A total of 22 free public flu clinics were set up at city community health centers. Health officials estimated upwards of 6,000 people got flu shots on Saturday.
Manufacturers already have shipped nearly 130 million doses to doctors' offices, drugstores and wholesalers, out of the 135 million doses they had planned to make for this year's flu season. At least 112 million have been used so far.
The nation's largest manufacturer, Sanofi Pasteur, said Friday that it still has supplies of two specialty vaccines, a high-dose shot for seniors, and an under-the-skin shot for certain adults, available for immediate shipment. But it also is working to eke out a limited supply of its traditional shots some doses that it initially hadn't packaged into syringes, said spokesman Michael Szumera. They should be available late this month.
And MedImmune, the maker of the nasal spray vaccine FluMist, said it has 620,000 extra doses available.
It does take two weeks for full protection to kick in. Still, health officials say it's a good idea to be vaccinated even this late, especially for older people, young children and anyone with medical conditions such as heart or lung diseases that put them at high risk of dangerous flu complications. Flu season does tend to be worst in January and February, but it can run through March.
The flu season is far from over, and as the U.S. Centers for Disease Control and Prevention declared this season an epidemic, physicians were urging people to take precautions against the flu virus.
"This is probably one of the worst flu seasons we've seen in close to a decade," said Kevin Most, a physician at Central DuPage Hospital. "We're seeing increasing numbers in our emergency rooms, we're seeing increasing numbers in our convenient care that are actually blowing the number of patients that we've seen in these past couple months out of the water when we look historically how many patients have been in."
What else can you do?
Wash your hands often, and avoid touching your eyes, nose and mouth. Viruses can spread by hand, not just through the air. Also, cough in your elbow, not your hand. When you're sick, protect others by staying home.

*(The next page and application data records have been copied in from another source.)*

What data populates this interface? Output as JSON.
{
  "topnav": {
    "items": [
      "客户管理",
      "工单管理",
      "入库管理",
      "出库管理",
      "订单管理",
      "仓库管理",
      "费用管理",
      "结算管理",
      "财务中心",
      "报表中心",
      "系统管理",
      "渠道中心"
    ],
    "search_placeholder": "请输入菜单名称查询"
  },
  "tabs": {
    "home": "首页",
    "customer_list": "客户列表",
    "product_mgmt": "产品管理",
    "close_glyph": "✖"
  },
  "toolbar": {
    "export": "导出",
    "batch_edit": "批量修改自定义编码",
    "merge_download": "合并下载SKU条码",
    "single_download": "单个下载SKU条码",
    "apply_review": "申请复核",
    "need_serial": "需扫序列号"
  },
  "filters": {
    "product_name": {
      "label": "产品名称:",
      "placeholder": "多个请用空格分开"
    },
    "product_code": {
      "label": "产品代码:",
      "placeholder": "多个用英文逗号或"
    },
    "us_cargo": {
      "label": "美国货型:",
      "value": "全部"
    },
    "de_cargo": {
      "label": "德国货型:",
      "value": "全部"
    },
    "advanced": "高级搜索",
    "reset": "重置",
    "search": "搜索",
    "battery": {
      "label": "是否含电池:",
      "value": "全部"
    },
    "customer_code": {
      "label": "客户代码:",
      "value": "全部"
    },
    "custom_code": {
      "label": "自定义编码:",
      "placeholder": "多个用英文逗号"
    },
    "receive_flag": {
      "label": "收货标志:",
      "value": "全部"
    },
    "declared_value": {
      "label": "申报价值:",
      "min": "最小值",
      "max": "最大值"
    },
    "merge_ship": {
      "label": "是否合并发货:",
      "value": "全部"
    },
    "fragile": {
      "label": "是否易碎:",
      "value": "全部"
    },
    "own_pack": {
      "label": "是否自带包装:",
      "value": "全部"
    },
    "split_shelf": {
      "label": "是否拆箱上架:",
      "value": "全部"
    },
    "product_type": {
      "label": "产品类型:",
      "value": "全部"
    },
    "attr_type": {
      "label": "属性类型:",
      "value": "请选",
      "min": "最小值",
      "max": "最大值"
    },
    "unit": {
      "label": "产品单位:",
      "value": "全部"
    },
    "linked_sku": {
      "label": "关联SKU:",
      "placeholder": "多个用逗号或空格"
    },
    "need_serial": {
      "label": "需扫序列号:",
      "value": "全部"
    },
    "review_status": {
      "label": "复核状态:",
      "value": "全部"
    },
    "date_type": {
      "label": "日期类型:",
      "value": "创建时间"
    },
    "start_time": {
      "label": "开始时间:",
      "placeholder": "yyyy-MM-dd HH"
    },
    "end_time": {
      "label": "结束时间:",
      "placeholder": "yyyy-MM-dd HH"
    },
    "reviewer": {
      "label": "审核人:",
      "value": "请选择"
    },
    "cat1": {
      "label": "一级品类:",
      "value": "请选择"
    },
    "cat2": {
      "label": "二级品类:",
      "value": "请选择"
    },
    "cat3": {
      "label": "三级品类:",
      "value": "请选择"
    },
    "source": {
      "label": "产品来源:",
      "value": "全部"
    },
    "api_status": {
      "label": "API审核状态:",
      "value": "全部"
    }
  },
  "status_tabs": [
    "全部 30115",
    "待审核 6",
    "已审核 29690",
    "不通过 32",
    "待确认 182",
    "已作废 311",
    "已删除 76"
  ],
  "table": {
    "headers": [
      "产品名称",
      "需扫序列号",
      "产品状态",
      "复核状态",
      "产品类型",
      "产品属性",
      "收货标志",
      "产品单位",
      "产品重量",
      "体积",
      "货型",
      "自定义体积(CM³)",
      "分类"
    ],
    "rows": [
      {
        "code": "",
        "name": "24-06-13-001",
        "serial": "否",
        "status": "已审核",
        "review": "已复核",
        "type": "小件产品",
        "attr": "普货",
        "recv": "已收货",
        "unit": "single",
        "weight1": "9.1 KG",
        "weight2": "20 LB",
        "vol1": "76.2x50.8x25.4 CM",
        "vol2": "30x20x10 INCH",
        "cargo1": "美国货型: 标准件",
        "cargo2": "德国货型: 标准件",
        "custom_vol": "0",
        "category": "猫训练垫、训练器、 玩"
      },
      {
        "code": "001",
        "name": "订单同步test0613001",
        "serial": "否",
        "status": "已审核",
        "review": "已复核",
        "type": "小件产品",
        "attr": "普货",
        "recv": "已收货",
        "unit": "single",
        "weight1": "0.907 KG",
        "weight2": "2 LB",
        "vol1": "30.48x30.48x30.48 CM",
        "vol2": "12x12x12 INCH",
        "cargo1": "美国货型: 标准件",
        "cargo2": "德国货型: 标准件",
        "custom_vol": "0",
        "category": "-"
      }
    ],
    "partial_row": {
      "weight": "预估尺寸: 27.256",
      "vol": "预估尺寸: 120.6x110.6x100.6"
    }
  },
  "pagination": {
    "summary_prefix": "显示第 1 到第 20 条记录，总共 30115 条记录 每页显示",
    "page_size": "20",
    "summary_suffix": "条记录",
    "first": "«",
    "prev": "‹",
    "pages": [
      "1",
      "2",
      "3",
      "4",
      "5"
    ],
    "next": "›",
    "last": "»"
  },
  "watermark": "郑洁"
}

And people who are in those high-risk groups should call a doctor if they develop symptoms, added CDC spokesman Tom Skinner. They might be prescribed antiviral medication, which works best if given within the first 48 hours of symptoms.